Work order
Print, exactly and without pictures, the lines from the one where "Decode this image" appears down to the end of the entries.

▼

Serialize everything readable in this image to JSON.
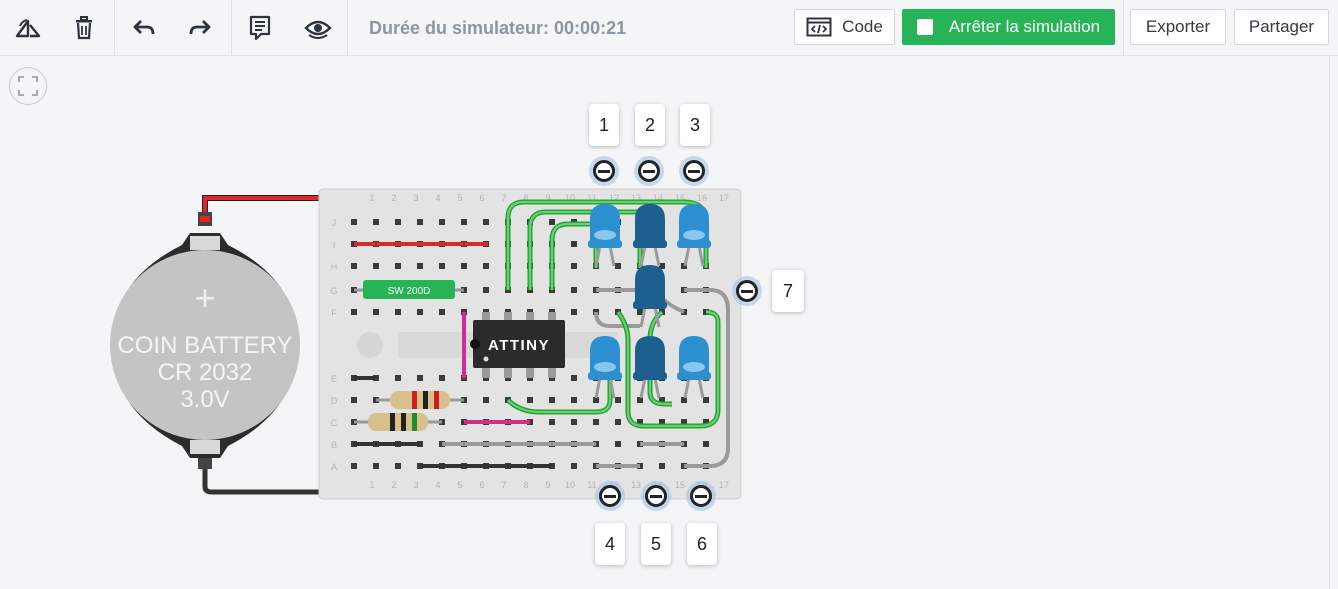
{
  "toolbar": {
    "rotate_icon": "rotate-icon",
    "delete_icon": "trash-icon",
    "undo_icon": "undo-icon",
    "redo_icon": "redo-icon",
    "notes_icon": "notes-icon",
    "visibility_icon": "eye-icon",
    "timer_text": "Durée du simulateur: 00:00:21",
    "code_label": "Code",
    "stop_label": "Arrêter la simulation",
    "export_label": "Exporter",
    "share_label": "Partager",
    "accent_green": "#26b456"
  },
  "circuit": {
    "battery": {
      "line1": "COIN BATTERY",
      "line2": "CR 2032",
      "line3": "3.0V",
      "plus": "+"
    },
    "switch_label": "SW 200D",
    "chip_label": "ATTINY",
    "breadboard_rows": [
      "J",
      "I",
      "H",
      "G",
      "F",
      "E",
      "D",
      "C",
      "B",
      "A"
    ],
    "breadboard_cols": [
      "1",
      "2",
      "3",
      "4",
      "5",
      "6",
      "7",
      "8",
      "9",
      "10",
      "11",
      "12",
      "13",
      "14",
      "15",
      "16",
      "17"
    ],
    "probes": [
      {
        "label": "1"
      },
      {
        "label": "2"
      },
      {
        "label": "3"
      },
      {
        "label": "4"
      },
      {
        "label": "5"
      },
      {
        "label": "6"
      },
      {
        "label": "7"
      }
    ],
    "led_color": "#2e8fd0",
    "led_dark_color": "#1d5f8f"
  }
}
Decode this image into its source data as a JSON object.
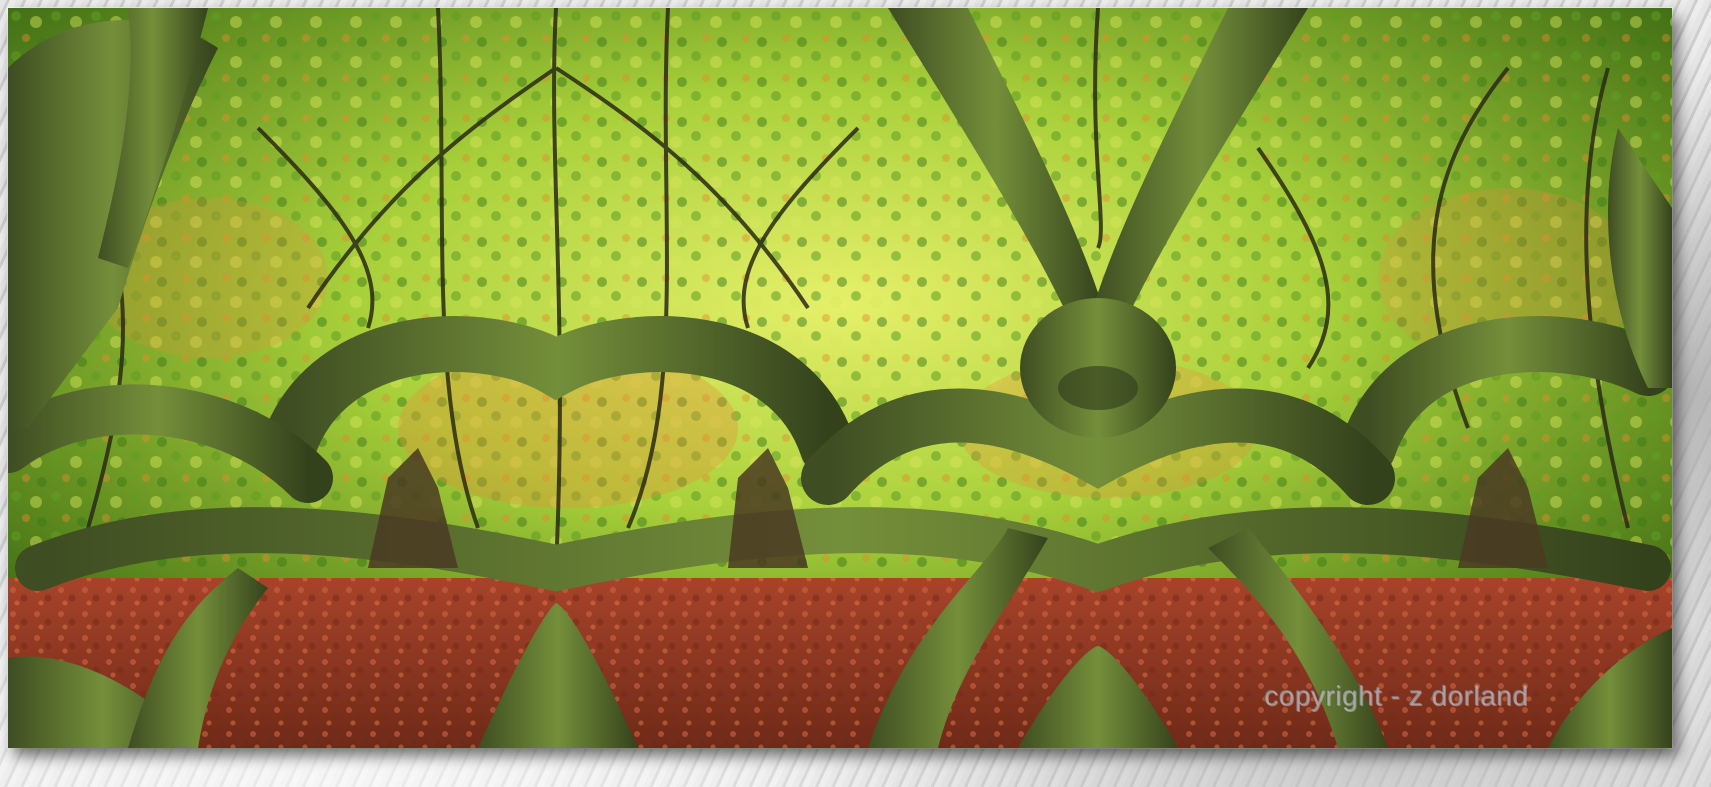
{
  "image": {
    "watermark": "copyright - z dorland",
    "colors": {
      "canopy_light": "#c8e24a",
      "canopy_mid": "#7fb52a",
      "canopy_dark": "#3f6d14",
      "orange_glow": "#e08a24",
      "trunk_moss": "#5f7a2e",
      "trunk_dark": "#2f3a1c",
      "leaf_litter": "#b8502a",
      "frame_bg": "#d9d9d9"
    }
  }
}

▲

Answer to the problem
Decode this image into its source data as a JSON object.
{
  "image": {
    "watermark": "copyright - z dorland",
    "colors": {
      "canopy_light": "#c8e24a",
      "canopy_mid": "#7fb52a",
      "canopy_dark": "#3f6d14",
      "orange_glow": "#e08a24",
      "trunk_moss": "#5f7a2e",
      "trunk_dark": "#2f3a1c",
      "leaf_litter": "#b8502a",
      "frame_bg": "#d9d9d9"
    }
  }
}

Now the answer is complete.